Cerebral venous thrombosis is a rare but important cause of stroke that is often missed or delayed in diagnosis. The author of this article provides literature on the topic. The clinical manifestations are myriad, and a high level of suspicion must be maintained in order to effectively and expeditiously identify this disorder. Infectious and noninfectious processes may cause cerebral venous thrombosis. In adults, about half of cases are associated with pregnancy and the puerperium, but numerous unusual etiologies must be considered in the remainder of patients. Anticoagulation is the mainstay of therapy in the presence of either ischemic or hemorrhagic stroke; in some dire cases, more aggressive approaches such as thrombolysis or mechanical clot disruption may be undertaken.
| || |
• Cerebral venous thrombosis is associated with an extensive range of medical disorders.
| || |
• Treatment is primarily focused on thrombus resolution, with either anticoagulation or endovascular approaches in cases with rapid neurologic deterioration.
| || |
• Intracerebral hemorrhage due to cerebral venous thrombosis is not necessarily a cause to withhold anticoagulation.
Historical note and terminology

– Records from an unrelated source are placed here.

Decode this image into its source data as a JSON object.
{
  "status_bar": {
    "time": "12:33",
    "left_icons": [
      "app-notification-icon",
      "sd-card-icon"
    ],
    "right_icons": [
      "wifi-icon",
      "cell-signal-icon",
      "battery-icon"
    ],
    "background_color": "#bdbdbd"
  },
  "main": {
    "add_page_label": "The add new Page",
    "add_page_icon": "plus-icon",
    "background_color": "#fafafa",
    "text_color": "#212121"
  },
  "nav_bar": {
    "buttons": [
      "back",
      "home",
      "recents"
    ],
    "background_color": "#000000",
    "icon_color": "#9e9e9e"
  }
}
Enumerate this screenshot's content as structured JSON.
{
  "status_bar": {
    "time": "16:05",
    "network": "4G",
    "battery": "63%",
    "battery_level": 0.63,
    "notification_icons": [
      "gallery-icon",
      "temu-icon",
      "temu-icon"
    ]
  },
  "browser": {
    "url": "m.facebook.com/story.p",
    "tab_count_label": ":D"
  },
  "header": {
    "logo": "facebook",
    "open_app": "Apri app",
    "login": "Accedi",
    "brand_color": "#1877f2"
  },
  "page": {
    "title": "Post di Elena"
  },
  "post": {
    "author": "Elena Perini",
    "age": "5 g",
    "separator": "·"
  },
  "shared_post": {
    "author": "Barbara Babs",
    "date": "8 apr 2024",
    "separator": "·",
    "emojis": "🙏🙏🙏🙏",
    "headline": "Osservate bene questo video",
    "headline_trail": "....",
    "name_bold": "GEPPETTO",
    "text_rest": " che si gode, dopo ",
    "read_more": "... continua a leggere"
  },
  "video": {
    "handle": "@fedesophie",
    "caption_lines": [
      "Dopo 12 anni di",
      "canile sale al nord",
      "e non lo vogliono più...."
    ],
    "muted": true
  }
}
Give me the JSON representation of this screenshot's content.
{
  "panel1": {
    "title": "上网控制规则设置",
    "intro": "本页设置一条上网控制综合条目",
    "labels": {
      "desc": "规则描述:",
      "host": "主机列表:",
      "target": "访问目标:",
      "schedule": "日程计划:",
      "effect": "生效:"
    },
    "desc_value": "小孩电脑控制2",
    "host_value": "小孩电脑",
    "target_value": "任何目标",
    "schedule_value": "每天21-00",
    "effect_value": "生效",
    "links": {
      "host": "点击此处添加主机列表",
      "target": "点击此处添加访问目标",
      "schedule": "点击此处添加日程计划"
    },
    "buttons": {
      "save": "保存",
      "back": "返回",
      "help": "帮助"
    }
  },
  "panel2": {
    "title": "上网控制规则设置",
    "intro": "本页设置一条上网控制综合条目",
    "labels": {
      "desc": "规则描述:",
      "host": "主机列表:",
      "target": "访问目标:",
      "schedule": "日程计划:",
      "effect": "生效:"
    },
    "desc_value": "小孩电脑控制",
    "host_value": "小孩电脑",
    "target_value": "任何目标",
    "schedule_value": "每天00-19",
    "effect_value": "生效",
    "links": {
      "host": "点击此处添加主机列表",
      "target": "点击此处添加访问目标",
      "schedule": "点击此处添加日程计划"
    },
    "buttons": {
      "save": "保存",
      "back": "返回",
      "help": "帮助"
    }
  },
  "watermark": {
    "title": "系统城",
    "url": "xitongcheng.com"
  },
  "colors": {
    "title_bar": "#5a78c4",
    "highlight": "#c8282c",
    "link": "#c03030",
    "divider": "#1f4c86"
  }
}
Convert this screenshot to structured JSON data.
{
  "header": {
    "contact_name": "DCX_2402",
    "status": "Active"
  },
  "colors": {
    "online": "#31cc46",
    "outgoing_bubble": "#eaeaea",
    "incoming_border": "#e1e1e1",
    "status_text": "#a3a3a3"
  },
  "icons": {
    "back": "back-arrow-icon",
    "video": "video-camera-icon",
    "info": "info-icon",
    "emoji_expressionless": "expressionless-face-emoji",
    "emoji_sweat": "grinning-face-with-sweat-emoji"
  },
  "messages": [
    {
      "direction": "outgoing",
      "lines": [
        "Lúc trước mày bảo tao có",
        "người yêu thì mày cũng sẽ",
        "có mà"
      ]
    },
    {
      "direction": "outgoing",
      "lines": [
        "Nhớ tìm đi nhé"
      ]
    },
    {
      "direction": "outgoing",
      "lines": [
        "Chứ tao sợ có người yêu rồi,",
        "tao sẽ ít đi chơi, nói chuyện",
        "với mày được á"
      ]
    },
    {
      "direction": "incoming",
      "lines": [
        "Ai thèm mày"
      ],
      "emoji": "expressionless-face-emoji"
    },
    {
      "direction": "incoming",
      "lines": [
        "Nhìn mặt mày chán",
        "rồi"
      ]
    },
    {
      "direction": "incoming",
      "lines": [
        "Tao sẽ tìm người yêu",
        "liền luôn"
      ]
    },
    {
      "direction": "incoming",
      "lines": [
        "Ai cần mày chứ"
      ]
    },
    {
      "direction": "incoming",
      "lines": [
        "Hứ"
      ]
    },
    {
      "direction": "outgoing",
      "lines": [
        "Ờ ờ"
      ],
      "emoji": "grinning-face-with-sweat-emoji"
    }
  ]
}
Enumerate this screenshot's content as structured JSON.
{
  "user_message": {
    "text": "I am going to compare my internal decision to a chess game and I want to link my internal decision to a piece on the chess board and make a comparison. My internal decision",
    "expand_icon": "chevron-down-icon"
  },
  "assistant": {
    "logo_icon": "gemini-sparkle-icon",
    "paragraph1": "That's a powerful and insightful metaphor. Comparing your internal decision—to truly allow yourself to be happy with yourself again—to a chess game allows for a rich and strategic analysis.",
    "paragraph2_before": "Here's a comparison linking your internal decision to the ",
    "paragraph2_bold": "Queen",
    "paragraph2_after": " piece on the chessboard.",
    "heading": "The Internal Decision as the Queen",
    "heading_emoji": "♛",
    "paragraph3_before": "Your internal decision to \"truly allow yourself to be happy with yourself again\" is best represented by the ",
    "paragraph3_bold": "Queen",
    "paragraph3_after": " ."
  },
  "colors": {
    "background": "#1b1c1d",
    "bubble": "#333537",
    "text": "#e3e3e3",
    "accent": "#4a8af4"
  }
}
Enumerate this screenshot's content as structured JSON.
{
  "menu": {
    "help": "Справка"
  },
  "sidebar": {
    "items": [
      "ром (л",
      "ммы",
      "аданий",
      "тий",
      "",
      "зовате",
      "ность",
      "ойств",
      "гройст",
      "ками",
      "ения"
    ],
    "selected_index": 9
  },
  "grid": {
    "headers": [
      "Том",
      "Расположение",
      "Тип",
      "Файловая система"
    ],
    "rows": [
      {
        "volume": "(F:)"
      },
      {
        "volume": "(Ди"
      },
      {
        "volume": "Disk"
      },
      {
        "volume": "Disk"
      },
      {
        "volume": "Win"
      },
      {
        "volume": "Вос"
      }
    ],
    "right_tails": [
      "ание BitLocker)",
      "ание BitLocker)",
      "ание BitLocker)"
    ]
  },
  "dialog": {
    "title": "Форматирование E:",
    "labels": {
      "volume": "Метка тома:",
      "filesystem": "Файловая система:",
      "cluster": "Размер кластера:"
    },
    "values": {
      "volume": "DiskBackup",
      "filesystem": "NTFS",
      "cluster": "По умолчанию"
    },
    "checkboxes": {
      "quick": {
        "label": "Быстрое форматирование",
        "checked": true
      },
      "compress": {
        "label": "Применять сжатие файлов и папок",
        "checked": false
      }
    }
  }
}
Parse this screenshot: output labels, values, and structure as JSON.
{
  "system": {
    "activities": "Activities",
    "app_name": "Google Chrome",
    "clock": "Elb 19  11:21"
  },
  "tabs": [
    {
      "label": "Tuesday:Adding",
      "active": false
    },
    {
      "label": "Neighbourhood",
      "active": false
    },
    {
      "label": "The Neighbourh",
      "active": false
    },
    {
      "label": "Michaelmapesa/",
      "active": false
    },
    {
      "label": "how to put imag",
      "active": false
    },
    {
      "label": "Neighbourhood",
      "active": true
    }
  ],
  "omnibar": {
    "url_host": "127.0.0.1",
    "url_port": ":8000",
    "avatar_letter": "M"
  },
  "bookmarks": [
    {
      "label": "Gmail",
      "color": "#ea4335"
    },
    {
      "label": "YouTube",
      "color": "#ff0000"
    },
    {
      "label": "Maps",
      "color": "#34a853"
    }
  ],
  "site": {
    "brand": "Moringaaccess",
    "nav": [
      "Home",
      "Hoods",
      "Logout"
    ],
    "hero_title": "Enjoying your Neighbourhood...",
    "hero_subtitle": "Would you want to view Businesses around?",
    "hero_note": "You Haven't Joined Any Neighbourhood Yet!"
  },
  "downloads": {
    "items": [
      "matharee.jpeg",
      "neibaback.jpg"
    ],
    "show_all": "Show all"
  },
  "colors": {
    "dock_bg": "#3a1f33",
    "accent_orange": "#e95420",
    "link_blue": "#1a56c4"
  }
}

Ribes made the first clinical description of cerebral venous thrombosis in 1825. In the preangiography era, the clinical presentation of progressive headache, papilledema, seizures, focal deficits, and coma led to the diagnosis of cerebral venous thrombosis, which was usually confirmed by the pathological findings of thrombosis of the major venous sinuses accompanied by hemorrhagic infarction. Cerebral angiography, CT, and MRI (23; 157) have facilitated the diagnosis of this entity and a wide range of clinical presentations has been depicted. Rigorous study of cerebral venous thrombosis has been limited due to its low incidence, and information has come mostly in the form of relatively small case series. However, in 2001, the International Study of Cerebral Vein Thrombosis completed prospective enrollment of 624 patients with this disorder and has provided a wealth of clinical data (56; 58). The overall incidence is estimated at 1.32 per 100,000 person-years (95% CI, 1.06-1.61), and among women between the ages of 31 and 50 years, the incidence is 2.78 (95% CI, 1.98-3.82) (40).